The brighter planets too can be rewarding to observe; the brilliant, steady, yellow-white Jupiter is always a delight to glass. With an unwavering hand, you can make out the positions of its four major satellites, and following in the steps of Galileo, it can be rewarding to record their changing positions relative to the Giant Planet. Brilliant red Mars looks angry through the 8 x 20, hellish Venus – blinding- and the soft yellow light of Old Man Saturn always pleases the eye .But when finally Spring comes ’round again, I always look to viewing large, sprawling communions of suns in the 8 x 20, such as the Beehive Cluster, framed within Praesepe, and the Coma Berenices Cluster, rising later in the night.
Truth be told, there is always something of interest within the grasp of the little pocket binocular, and sometimes its tiny, convenient size is all one really wants to observe with!
Horses for Courses
The ravishing colours of autumn are now manifesting themselves in their full glory, and when the light is good, even a small glass like the 8 x 20 can be used very profitably to study their intricate details. But as the days rapidly shorten, good ambient lighting conditions can become a major constraining issue that really challenges a glass with objectives only 20mm across.
This became most apparent to me while comparing the 8 x 20 to my very good and less expensive 8 x 42 binocular that accompanied me a few times on a forest walk. With the leaves not yet shed, dull overcast days make glassing with a 20mm much more challenging, to such an extent that it can be difficult to see the finer details of the creation. When I switched to using the 8 x 42 with its much lager objectives and larger exit pupil, those same targets were considerably brighter and easier to see. Truth be told, no matter how well made a little glass like the Leica Ultravid is, there is simply no beating greater aperture under such challenging lighting conditions. And while in principle I could keep using just the 8 x 20 as a sole daytime binocular, I realise that bigger is sometimes better. My Barr & Stroud 8 x 42 ED makes up for the limitations of the little pocket glass, serving up a considerably brighter image under these low light conditions, and enabling me to see details I struggle to discern with the optically perfect Leica pocket binocular.
There! I tried!
Horses for courses!
Up with the Birdfeeders

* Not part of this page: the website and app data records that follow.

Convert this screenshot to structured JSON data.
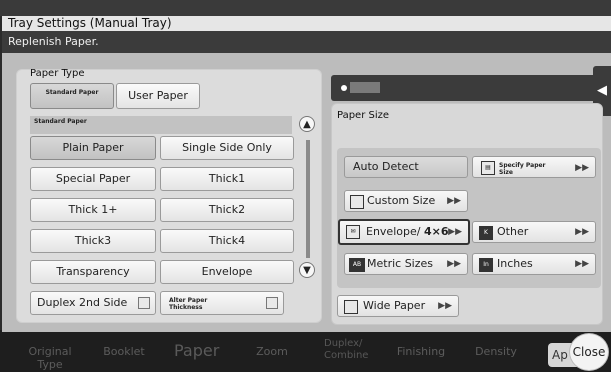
{
  "dialog": {
    "title": "Tray Settings (Manual Tray)",
    "message": "Replenish Paper."
  },
  "paper_type": {
    "label": "Paper Type",
    "tabs": [
      {
        "label": "Standard Paper",
        "selected": true
      },
      {
        "label": "User Paper",
        "selected": false
      }
    ],
    "sub_header": "Standard Paper",
    "items": [
      {
        "label": "Plain Paper",
        "selected": true
      },
      {
        "label": "Single Side Only",
        "selected": false
      },
      {
        "label": "Special Paper",
        "selected": false
      },
      {
        "label": "Thick1",
        "selected": false
      },
      {
        "label": "Thick 1+",
        "selected": false
      },
      {
        "label": "Thick2",
        "selected": false
      },
      {
        "label": "Thick3",
        "selected": false
      },
      {
        "label": "Thick4",
        "selected": false
      },
      {
        "label": "Transparency",
        "selected": false
      },
      {
        "label": "Envelope",
        "selected": false
      }
    ],
    "duplex_2nd_side": "Duplex 2nd Side",
    "alter_paper_thickness": "Alter Paper Thickness"
  },
  "paper_size": {
    "label": "Paper Size",
    "auto_detect": "Auto Detect",
    "specify_paper_size": "Specify Paper Size",
    "custom_size": "Custom Size",
    "envelope": "Envelope/",
    "envelope_size": "4×6",
    "other": "Other",
    "metric_sizes": "Metric Sizes",
    "inches": "Inches",
    "wide_paper": "Wide Paper"
  },
  "background_tabs": {
    "original_type": "Original Type",
    "booklet": "Booklet",
    "paper": "Paper",
    "zoom": "Zoom",
    "duplex_combine": "Duplex/ Combine",
    "finishing": "Finishing",
    "density": "Density",
    "apply_partial": "Ap"
  },
  "close_label": "Close"
}
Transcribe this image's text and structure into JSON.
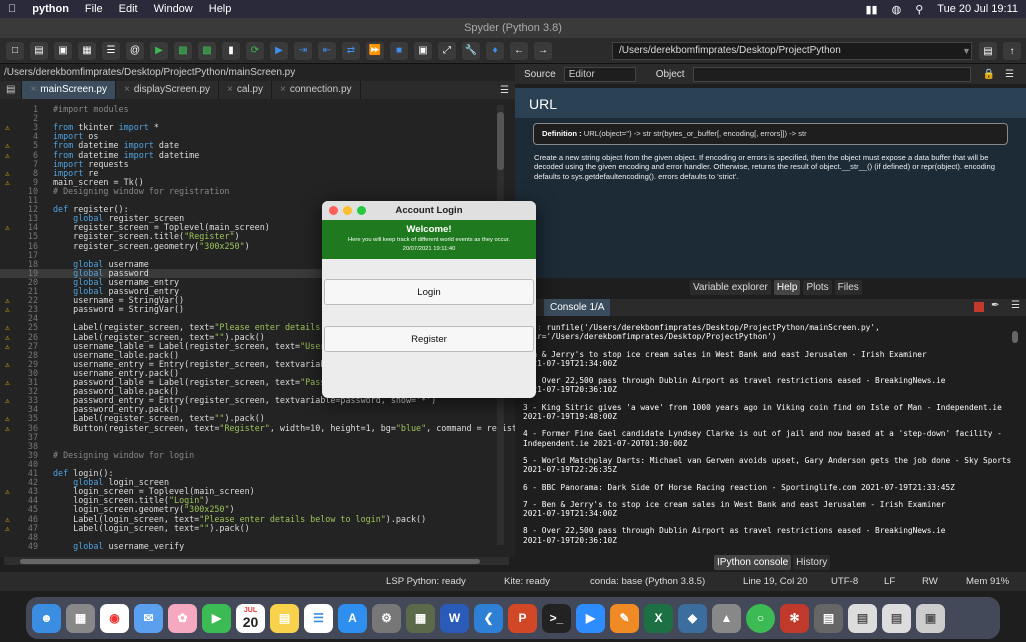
{
  "menubar": {
    "app": "python",
    "items": [
      "File",
      "Edit",
      "Window",
      "Help"
    ],
    "clock": "Tue 20 Jul  19:11"
  },
  "window": {
    "title": "Spyder (Python 3.8)"
  },
  "toolbar": {
    "path": "/Users/derekbomfimprates/Desktop/ProjectPython"
  },
  "editor": {
    "filepath": "/Users/derekbomfimprates/Desktop/ProjectPython/mainScreen.py",
    "tabs": [
      "mainScreen.py",
      "displayScreen.py",
      "cal.py",
      "connection.py"
    ],
    "lines": [
      {
        "n": "1",
        "w": false,
        "t": "#import modules",
        "c": "cm"
      },
      {
        "n": "2",
        "w": false,
        "t": ""
      },
      {
        "n": "3",
        "w": true,
        "t": "from tkinter import *"
      },
      {
        "n": "4",
        "w": false,
        "t": "import os"
      },
      {
        "n": "5",
        "w": true,
        "t": "from datetime import date"
      },
      {
        "n": "6",
        "w": true,
        "t": "from datetime import datetime"
      },
      {
        "n": "7",
        "w": false,
        "t": "import requests"
      },
      {
        "n": "8",
        "w": true,
        "t": "import re"
      },
      {
        "n": "9",
        "w": true,
        "t": "main_screen = Tk()"
      },
      {
        "n": "10",
        "w": false,
        "t": "# Designing window for registration",
        "c": "cm"
      },
      {
        "n": "11",
        "w": false,
        "t": ""
      },
      {
        "n": "12",
        "w": false,
        "t": "def register():"
      },
      {
        "n": "13",
        "w": false,
        "t": "    global register_screen"
      },
      {
        "n": "14",
        "w": true,
        "t": "    register_screen = Toplevel(main_screen)"
      },
      {
        "n": "15",
        "w": false,
        "t": "    register_screen.title(\"Register\")"
      },
      {
        "n": "16",
        "w": false,
        "t": "    register_screen.geometry(\"300x250\")"
      },
      {
        "n": "17",
        "w": false,
        "t": ""
      },
      {
        "n": "18",
        "w": false,
        "t": "    global username"
      },
      {
        "n": "19",
        "w": false,
        "t": "    global password",
        "cur": true
      },
      {
        "n": "20",
        "w": false,
        "t": "    global username_entry"
      },
      {
        "n": "21",
        "w": false,
        "t": "    global password_entry"
      },
      {
        "n": "22",
        "w": true,
        "t": "    username = StringVar()"
      },
      {
        "n": "23",
        "w": true,
        "t": "    password = StringVar()"
      },
      {
        "n": "24",
        "w": false,
        "t": ""
      },
      {
        "n": "25",
        "w": true,
        "t": "    Label(register_screen, text=\"Please enter details bel"
      },
      {
        "n": "26",
        "w": true,
        "t": "    Label(register_screen, text=\"\").pack()"
      },
      {
        "n": "27",
        "w": true,
        "t": "    username_lable = Label(register_screen, text=\"Usernam"
      },
      {
        "n": "28",
        "w": false,
        "t": "    username_lable.pack()"
      },
      {
        "n": "29",
        "w": true,
        "t": "    username_entry = Entry(register_screen, textvariable="
      },
      {
        "n": "30",
        "w": false,
        "t": "    username_entry.pack()"
      },
      {
        "n": "31",
        "w": true,
        "t": "    password_lable = Label(register_screen, text=\"Passwor"
      },
      {
        "n": "32",
        "w": false,
        "t": "    password_lable.pack()"
      },
      {
        "n": "33",
        "w": true,
        "t": "    password_entry = Entry(register_screen, textvariable=password, show='*')"
      },
      {
        "n": "34",
        "w": false,
        "t": "    password_entry.pack()"
      },
      {
        "n": "35",
        "w": true,
        "t": "    Label(register_screen, text=\"\").pack()"
      },
      {
        "n": "36",
        "w": true,
        "t": "    Button(register_screen, text=\"Register\", width=10, height=1, bg=\"blue\", command = registe"
      },
      {
        "n": "37",
        "w": false,
        "t": ""
      },
      {
        "n": "38",
        "w": false,
        "t": ""
      },
      {
        "n": "39",
        "w": false,
        "t": "# Designing window for login",
        "c": "cm"
      },
      {
        "n": "40",
        "w": false,
        "t": ""
      },
      {
        "n": "41",
        "w": false,
        "t": "def login():"
      },
      {
        "n": "42",
        "w": false,
        "t": "    global login_screen"
      },
      {
        "n": "43",
        "w": true,
        "t": "    login_screen = Toplevel(main_screen)"
      },
      {
        "n": "44",
        "w": false,
        "t": "    login_screen.title(\"Login\")"
      },
      {
        "n": "45",
        "w": false,
        "t": "    login_screen.geometry(\"300x250\")"
      },
      {
        "n": "46",
        "w": true,
        "t": "    Label(login_screen, text=\"Please enter details below to login\").pack()"
      },
      {
        "n": "47",
        "w": true,
        "t": "    Label(login_screen, text=\"\").pack()"
      },
      {
        "n": "48",
        "w": false,
        "t": ""
      },
      {
        "n": "49",
        "w": false,
        "t": "    global username_verify"
      }
    ]
  },
  "right_panel": {
    "source_label": "Source",
    "source_value": "Editor",
    "object_label": "Object",
    "help_title": "URL",
    "definition_label": "Definition :",
    "definition": "URL(object='') -> str str(bytes_or_buffer[, encoding[, errors]]) -> str",
    "help_text": "Create a new string object from the given object. If encoding or errors is specified, then the object must expose a data buffer that will be decoded using the given encoding and error handler. Otherwise, returns the result of object.__str__() (if defined) or repr(object). encoding defaults to sys.getdefaultencoding(). errors defaults to 'strict'.",
    "tabs": [
      "Variable explorer",
      "Help",
      "Plots",
      "Files"
    ]
  },
  "console": {
    "tab": "Console 1/A",
    "input_prompt": "[7]:",
    "input": "runfile('/Users/derekbomfimprates/Desktop/ProjectPython/mainScreen.py', wdir='/Users/derekbomfimprates/Desktop/ProjectPython')",
    "entries": [
      "Ben & Jerry's to stop ice cream sales in West Bank and east Jerusalem - Irish Examiner\n2021-07-19T21:34:00Z",
      "2 - Over 22,500 pass through Dublin Airport as travel restrictions eased - BreakingNews.ie\n2021-07-19T20:36:10Z",
      "3 - King Sitric gives 'a wave' from 1000 years ago in Viking coin find on Isle of Man - Independent.ie\n2021-07-19T19:48:00Z",
      "4 - Former Fine Gael candidate Lyndsey Clarke is out of jail and now based at a 'step-down' facility - Independent.ie 2021-07-20T01:30:00Z",
      "5 - World Matchplay Darts: Michael van Gerwen avoids upset, Gary Anderson gets the job done - Sky Sports\n2021-07-19T22:26:35Z",
      "6 - BBC Panorama: Dark Side Of Horse Racing reaction - Sportinglife.com 2021-07-19T21:33:45Z",
      "7 - Ben & Jerry's to stop ice cream sales in West Bank and east Jerusalem - Irish Examiner\n2021-07-19T21:34:00Z",
      "8 - Over 22,500 pass through Dublin Airport as travel restrictions eased - BreakingNews.ie\n2021-07-19T20:36:10Z"
    ],
    "bottom_tabs": [
      "IPython console",
      "History"
    ]
  },
  "statusbar": {
    "lsp": "LSP Python: ready",
    "kite": "Kite: ready",
    "conda": "conda: base (Python 3.8.5)",
    "position": "Line 19, Col 20",
    "encoding": "UTF-8",
    "eol": "LF",
    "rw": "RW",
    "mem": "Mem 91%"
  },
  "dialog": {
    "title": "Account Login",
    "welcome": "Welcome!",
    "subtitle": "Here you will keep track of different world events as they occur.",
    "date": "20/07/2021 19:11:40",
    "login_label": "Login",
    "register_label": "Register",
    "banner_color": "#1f7a1f"
  },
  "dock": {
    "calendar_month": "JUL",
    "calendar_day": "20"
  }
}
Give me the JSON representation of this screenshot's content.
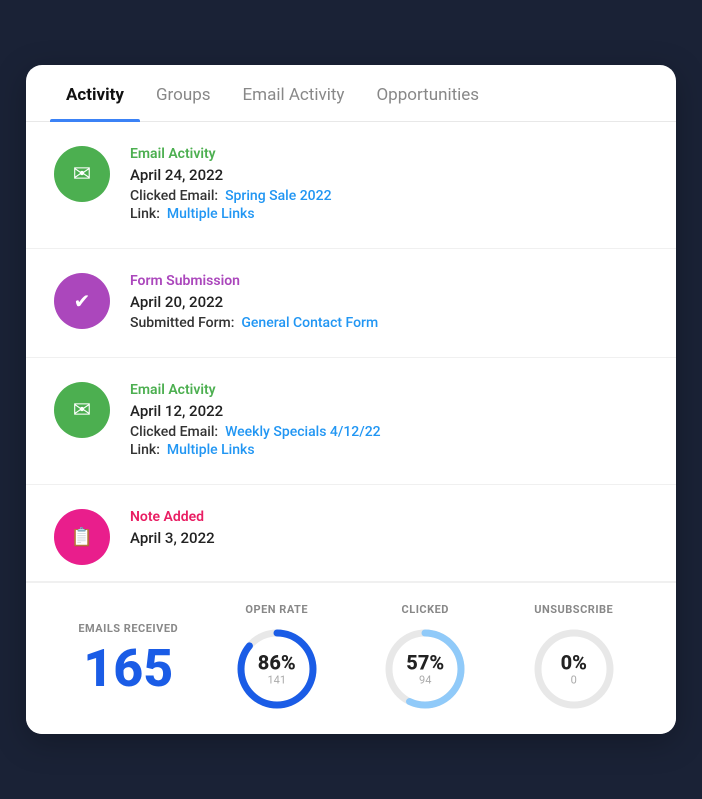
{
  "tabs": [
    {
      "label": "Activity",
      "active": true
    },
    {
      "label": "Groups",
      "active": false
    },
    {
      "label": "Email Activity",
      "active": false
    },
    {
      "label": "Opportunities",
      "active": false
    }
  ],
  "activities": [
    {
      "type": "Email Activity",
      "type_color": "green",
      "icon": "✉",
      "icon_bg": "green",
      "date": "April 24, 2022",
      "details": [
        {
          "label": "Clicked Email:",
          "value": "Spring Sale 2022"
        },
        {
          "label": "Link:",
          "value": "Multiple Links"
        }
      ]
    },
    {
      "type": "Form Submission",
      "type_color": "purple",
      "icon": "✔",
      "icon_bg": "purple",
      "date": "April 20, 2022",
      "details": [
        {
          "label": "Submitted Form:",
          "value": "General Contact Form"
        }
      ]
    },
    {
      "type": "Email Activity",
      "type_color": "green",
      "icon": "✉",
      "icon_bg": "green",
      "date": "April 12, 2022",
      "details": [
        {
          "label": "Clicked Email:",
          "value": "Weekly Specials 4/12/22"
        },
        {
          "label": "Link:",
          "value": "Multiple Links"
        }
      ]
    },
    {
      "type": "Note Added",
      "type_color": "pink",
      "icon": "📋",
      "icon_bg": "pink",
      "date": "April 3, 2022",
      "details": []
    }
  ],
  "stats": {
    "emails_received_label": "EMAILS RECEIVED",
    "emails_received_value": "165",
    "open_rate_label": "OPEN RATE",
    "open_rate_pct": "86%",
    "open_rate_sub": "141",
    "open_rate_value": 86,
    "open_rate_color": "#1a5ce6",
    "clicked_label": "CLICKED",
    "clicked_pct": "57%",
    "clicked_sub": "94",
    "clicked_value": 57,
    "clicked_color": "#90caf9",
    "unsubscribe_label": "UNSUBSCRIBE",
    "unsubscribe_pct": "0%",
    "unsubscribe_sub": "0",
    "unsubscribe_value": 0,
    "unsubscribe_color": "#e0e0e0"
  }
}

Towards the end of October, our family decided to resurrect the birdfeeders in the garden. So out came the assorted nuts and energy-rich fat balls. Within an hour of them going up, they were visited by a riot of Blue Tits, Coal Tits, Great Tits, Robin and Chaffinch. And after a couple of days, they were joined by Nuthatches and even the odd Magpie. The 8 x 20 remains my instrument of choice for kitchen birding, as it’s so small, lightweight and unrivalled in optical excellence to anything else I own.
Speaking of Magpies. I’ve noticed that they are especially loud and conspicuous on these autumn days. They seem to turn up everywhere lol and you invariably hear them before you see them! Just like last year, a few have taken up residence in our Rowan tree to settle down for the night. Ever the clever avian, they work their way into the middle of the tree just before sunset to protect themselves from predators lurking in the night.
The Mute Swans up at the Pond didn’t fare so well this year. Although they successfully hatched and reared seven beautiful cygnets, all of them succumbed to predators. Please God, they will be more successful next season!
To be continued in Part II